### Data supplied
*-*-*
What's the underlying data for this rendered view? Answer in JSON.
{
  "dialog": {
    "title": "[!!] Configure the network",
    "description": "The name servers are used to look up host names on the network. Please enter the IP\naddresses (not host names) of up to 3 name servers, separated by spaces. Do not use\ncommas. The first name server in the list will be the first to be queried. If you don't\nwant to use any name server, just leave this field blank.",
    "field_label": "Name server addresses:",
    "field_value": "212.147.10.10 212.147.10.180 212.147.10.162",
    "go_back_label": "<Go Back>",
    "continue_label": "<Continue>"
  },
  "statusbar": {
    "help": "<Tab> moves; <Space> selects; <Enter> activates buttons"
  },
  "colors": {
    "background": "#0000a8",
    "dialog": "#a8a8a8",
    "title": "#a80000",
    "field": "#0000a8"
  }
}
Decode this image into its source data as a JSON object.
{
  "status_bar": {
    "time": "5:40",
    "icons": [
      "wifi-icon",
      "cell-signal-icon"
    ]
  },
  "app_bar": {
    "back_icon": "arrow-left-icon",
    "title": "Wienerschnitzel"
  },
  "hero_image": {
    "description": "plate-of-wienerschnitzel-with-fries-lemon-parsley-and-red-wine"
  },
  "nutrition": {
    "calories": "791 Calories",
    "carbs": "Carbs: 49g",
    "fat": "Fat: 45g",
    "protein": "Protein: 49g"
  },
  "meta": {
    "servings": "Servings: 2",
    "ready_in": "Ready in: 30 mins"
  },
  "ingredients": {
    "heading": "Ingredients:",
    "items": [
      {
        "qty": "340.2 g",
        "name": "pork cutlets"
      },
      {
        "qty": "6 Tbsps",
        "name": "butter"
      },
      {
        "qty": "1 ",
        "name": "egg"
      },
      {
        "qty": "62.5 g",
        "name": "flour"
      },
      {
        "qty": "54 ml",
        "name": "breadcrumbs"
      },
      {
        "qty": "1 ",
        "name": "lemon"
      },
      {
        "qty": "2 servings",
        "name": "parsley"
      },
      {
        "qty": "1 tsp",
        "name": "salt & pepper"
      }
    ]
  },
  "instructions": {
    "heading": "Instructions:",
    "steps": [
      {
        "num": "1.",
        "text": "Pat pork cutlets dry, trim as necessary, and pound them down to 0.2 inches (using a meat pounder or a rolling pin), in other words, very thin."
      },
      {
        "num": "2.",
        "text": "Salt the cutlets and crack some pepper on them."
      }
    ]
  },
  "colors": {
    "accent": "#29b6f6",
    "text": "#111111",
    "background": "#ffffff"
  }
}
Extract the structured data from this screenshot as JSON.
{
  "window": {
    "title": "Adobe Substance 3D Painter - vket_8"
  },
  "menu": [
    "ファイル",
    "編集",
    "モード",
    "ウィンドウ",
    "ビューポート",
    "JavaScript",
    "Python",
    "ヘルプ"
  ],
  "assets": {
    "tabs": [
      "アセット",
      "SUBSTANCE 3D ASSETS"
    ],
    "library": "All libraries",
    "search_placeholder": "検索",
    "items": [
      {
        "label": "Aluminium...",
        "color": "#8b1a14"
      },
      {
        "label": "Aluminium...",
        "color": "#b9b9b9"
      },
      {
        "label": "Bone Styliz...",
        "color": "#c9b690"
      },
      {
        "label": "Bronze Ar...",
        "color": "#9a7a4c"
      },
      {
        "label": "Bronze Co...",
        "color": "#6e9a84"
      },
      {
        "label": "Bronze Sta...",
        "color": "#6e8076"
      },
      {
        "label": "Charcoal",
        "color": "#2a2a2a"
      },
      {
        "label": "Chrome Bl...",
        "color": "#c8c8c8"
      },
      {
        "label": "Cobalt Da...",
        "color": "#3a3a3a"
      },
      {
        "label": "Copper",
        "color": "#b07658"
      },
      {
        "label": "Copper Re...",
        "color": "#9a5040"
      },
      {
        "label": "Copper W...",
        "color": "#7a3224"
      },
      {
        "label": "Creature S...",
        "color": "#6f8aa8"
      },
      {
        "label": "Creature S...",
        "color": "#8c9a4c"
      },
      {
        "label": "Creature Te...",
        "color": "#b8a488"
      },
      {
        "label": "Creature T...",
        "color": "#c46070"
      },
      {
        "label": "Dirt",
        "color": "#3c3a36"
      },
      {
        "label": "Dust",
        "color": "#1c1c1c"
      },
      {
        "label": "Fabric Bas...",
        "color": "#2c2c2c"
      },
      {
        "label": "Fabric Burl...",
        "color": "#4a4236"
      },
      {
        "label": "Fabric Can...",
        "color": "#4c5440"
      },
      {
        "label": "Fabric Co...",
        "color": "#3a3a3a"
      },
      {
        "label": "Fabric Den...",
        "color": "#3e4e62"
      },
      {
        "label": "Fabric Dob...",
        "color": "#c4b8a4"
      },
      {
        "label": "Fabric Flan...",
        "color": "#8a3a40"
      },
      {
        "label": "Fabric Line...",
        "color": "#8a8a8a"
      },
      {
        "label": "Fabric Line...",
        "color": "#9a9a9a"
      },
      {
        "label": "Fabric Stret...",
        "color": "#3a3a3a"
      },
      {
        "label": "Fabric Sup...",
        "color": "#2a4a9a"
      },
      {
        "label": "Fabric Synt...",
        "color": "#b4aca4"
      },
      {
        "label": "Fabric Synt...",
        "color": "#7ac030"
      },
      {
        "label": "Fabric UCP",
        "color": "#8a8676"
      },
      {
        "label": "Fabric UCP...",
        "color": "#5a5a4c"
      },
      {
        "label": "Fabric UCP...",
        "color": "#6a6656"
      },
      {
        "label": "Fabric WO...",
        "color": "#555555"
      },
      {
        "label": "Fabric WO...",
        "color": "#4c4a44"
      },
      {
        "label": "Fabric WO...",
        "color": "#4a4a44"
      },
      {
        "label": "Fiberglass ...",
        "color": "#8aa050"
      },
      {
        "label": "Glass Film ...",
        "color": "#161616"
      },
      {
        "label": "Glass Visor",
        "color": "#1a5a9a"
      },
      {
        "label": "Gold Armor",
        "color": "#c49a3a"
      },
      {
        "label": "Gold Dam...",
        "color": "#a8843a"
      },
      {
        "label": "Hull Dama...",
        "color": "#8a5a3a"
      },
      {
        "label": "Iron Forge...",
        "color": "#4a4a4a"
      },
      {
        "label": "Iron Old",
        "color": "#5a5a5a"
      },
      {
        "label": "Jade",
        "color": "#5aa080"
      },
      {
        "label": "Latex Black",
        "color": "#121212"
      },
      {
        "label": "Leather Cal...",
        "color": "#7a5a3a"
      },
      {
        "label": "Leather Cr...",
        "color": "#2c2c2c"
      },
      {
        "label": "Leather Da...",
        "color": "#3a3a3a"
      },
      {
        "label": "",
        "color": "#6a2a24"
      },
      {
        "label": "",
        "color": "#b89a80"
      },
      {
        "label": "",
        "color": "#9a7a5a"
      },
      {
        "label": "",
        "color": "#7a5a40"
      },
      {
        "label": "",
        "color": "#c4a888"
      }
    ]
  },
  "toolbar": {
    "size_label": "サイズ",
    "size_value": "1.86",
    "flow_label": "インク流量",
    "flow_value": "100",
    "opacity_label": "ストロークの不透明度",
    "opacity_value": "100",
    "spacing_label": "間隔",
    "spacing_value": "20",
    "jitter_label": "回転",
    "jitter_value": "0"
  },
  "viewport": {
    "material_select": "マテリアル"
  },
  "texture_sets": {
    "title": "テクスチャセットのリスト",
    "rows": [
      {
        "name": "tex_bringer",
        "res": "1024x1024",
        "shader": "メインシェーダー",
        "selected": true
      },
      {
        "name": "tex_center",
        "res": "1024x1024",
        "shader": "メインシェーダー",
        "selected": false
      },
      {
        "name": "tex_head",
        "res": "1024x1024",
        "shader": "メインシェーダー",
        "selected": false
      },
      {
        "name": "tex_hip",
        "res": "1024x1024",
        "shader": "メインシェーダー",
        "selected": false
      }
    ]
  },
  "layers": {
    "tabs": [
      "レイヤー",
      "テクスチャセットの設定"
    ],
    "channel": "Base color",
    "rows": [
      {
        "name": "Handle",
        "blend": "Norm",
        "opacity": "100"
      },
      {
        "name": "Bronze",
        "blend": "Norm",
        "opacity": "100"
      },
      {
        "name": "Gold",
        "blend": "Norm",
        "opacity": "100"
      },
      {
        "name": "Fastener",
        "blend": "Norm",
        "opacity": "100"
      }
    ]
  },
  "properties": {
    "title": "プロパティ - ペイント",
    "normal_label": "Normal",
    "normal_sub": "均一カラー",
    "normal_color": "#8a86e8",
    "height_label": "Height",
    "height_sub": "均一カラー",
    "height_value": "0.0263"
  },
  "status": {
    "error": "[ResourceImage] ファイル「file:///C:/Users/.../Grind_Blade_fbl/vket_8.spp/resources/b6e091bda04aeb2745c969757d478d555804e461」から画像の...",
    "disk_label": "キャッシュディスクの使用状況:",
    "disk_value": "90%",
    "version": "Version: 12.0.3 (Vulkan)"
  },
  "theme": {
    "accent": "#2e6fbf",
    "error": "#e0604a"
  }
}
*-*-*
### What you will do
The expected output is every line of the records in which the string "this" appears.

### Output of the task
What's the underlying data for this rendered view? Answer in JSON.
    "description": "The name servers are used to look up host names on the network. Please enter the IP\naddresses (not host names) of up to 3 name servers, separated by spaces. Do not use\ncommas. The first name server in the list will be the first to be queried. If you don't\nwant to use any name server, just leave this field blank.",
Decode this image into its source data as a JSON object.
Extract the structured data from this screenshot as JSON.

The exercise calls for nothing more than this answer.